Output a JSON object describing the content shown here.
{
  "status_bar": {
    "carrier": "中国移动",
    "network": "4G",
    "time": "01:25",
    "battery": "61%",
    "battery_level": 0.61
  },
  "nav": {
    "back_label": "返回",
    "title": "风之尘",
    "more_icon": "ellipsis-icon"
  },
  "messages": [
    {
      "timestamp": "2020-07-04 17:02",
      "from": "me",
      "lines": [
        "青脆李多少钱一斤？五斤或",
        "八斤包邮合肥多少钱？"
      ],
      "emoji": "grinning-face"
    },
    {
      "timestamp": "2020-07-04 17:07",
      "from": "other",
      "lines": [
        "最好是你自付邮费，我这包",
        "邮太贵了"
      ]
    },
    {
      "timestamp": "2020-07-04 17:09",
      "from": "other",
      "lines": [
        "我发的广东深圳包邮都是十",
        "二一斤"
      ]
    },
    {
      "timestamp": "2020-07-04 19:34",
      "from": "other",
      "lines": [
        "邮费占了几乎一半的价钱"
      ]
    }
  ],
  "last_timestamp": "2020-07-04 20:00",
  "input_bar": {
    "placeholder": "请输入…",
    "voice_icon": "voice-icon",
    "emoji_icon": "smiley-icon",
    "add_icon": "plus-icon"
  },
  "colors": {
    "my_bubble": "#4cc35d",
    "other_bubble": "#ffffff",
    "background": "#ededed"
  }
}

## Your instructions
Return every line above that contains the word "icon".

## Expected answer
    "more_icon": "ellipsis-icon"
    "voice_icon": "voice-icon",
    "emoji_icon": "smiley-icon",
    "add_icon": "plus-icon"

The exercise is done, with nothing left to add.